--- Activity ---
Which of the lines below contain the string "used"? Copy each one.

--- Interface dataset entries ---
━━━━━━━━━━━━━━━━━━━━━━━━━━━━━━

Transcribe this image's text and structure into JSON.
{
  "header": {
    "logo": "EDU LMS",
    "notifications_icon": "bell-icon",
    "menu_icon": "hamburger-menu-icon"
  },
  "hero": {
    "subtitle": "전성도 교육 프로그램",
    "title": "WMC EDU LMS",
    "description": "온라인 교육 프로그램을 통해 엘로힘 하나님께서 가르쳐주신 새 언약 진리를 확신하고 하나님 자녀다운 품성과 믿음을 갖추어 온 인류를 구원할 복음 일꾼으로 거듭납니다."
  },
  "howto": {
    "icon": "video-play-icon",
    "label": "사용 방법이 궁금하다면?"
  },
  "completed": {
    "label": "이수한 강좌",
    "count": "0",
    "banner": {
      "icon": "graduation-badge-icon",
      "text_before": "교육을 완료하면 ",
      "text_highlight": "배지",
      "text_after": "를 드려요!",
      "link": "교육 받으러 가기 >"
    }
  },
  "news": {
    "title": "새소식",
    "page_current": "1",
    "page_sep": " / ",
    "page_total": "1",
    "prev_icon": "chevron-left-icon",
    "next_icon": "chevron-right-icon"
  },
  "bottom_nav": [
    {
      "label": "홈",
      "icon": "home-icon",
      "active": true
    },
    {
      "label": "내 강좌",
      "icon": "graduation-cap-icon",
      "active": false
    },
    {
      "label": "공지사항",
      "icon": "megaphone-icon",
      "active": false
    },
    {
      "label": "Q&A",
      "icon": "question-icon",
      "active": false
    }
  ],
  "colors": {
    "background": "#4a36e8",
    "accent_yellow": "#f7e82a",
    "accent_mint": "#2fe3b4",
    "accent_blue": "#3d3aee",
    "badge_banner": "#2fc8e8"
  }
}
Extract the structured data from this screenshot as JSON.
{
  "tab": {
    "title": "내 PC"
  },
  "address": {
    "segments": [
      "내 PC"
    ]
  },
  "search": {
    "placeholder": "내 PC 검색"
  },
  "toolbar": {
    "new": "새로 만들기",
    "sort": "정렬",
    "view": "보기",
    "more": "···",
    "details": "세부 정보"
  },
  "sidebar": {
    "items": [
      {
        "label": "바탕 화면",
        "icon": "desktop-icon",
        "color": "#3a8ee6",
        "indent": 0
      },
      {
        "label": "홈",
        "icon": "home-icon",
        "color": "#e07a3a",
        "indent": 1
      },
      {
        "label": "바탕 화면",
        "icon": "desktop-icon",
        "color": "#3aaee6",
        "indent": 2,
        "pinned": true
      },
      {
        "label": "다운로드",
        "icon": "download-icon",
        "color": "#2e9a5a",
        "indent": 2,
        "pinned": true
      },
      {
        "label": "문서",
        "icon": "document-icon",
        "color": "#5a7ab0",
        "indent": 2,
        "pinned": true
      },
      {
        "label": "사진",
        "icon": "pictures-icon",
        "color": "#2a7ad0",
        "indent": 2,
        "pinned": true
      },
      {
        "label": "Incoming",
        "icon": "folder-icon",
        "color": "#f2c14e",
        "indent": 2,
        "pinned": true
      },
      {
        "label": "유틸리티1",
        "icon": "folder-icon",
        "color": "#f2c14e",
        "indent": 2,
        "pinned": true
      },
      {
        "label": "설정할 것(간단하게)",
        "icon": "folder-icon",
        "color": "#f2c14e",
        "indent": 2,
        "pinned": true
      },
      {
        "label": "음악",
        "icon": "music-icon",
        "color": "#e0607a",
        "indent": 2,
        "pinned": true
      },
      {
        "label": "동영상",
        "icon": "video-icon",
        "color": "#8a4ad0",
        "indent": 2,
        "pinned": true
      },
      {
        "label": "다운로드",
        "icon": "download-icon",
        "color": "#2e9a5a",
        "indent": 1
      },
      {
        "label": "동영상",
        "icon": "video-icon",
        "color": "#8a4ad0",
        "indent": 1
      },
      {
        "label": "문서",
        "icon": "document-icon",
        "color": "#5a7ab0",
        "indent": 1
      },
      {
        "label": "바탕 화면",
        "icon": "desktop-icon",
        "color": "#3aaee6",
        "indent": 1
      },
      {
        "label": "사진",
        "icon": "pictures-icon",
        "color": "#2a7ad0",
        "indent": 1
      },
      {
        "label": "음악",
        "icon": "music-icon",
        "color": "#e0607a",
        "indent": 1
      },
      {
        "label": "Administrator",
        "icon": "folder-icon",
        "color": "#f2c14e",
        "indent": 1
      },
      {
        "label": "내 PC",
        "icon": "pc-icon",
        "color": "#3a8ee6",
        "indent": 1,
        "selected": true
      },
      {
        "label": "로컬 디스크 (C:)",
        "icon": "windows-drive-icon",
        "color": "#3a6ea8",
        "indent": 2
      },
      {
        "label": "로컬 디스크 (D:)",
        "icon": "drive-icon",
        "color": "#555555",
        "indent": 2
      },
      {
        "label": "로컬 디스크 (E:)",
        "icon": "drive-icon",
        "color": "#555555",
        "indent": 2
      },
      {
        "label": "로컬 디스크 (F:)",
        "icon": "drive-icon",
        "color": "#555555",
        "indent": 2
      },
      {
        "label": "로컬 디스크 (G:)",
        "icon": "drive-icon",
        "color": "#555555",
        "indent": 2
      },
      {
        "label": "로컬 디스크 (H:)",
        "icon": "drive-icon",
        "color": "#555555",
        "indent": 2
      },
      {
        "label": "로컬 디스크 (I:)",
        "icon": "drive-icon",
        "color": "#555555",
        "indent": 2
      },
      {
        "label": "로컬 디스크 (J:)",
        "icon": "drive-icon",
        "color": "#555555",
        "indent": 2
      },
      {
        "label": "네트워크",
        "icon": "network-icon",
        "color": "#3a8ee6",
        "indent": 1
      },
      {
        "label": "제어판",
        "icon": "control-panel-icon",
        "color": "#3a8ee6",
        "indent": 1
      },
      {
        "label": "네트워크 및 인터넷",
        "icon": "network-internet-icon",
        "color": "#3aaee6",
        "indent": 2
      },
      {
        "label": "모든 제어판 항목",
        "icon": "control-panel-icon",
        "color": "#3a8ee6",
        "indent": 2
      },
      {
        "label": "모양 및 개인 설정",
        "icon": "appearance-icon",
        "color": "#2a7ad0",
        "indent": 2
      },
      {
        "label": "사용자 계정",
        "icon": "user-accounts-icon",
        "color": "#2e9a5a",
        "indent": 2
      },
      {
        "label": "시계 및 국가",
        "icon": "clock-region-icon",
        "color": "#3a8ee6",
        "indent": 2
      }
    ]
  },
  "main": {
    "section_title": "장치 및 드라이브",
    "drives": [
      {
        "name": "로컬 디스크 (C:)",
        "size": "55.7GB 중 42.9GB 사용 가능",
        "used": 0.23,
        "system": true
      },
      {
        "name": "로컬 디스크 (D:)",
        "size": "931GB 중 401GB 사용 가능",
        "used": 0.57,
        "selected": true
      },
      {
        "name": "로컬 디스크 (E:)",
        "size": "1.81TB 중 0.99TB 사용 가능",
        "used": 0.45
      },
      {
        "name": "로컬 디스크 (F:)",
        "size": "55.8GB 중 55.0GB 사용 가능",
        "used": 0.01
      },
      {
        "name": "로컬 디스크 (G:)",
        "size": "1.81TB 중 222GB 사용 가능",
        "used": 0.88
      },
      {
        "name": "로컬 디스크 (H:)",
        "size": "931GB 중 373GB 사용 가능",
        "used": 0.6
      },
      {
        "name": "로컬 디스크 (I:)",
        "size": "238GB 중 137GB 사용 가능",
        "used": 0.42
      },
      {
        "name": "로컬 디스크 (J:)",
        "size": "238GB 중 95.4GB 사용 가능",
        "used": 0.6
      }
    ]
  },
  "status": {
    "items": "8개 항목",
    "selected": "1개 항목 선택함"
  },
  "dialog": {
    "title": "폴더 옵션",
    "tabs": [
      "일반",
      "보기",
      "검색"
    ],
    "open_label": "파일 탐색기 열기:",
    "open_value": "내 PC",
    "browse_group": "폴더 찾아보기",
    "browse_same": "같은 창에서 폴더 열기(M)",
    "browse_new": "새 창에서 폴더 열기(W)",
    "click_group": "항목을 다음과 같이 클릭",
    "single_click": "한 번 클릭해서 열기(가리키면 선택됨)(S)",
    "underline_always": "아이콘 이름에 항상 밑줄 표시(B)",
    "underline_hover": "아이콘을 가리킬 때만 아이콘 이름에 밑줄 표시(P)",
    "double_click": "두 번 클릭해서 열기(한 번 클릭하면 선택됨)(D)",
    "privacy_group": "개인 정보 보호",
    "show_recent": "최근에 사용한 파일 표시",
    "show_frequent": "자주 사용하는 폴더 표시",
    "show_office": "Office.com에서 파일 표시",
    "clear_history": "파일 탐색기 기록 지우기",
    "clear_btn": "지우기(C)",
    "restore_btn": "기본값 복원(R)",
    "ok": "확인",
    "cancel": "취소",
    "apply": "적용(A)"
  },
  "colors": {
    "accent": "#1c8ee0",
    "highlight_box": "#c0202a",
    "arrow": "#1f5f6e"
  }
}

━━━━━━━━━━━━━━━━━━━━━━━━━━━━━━

--- Written response ---
        "used": 0.23,
        "used": 0.57,
        "used": 0.45
        "used": 0.01
        "used": 0.88
        "used": 0.6
        "used": 0.42
        "used": 0.6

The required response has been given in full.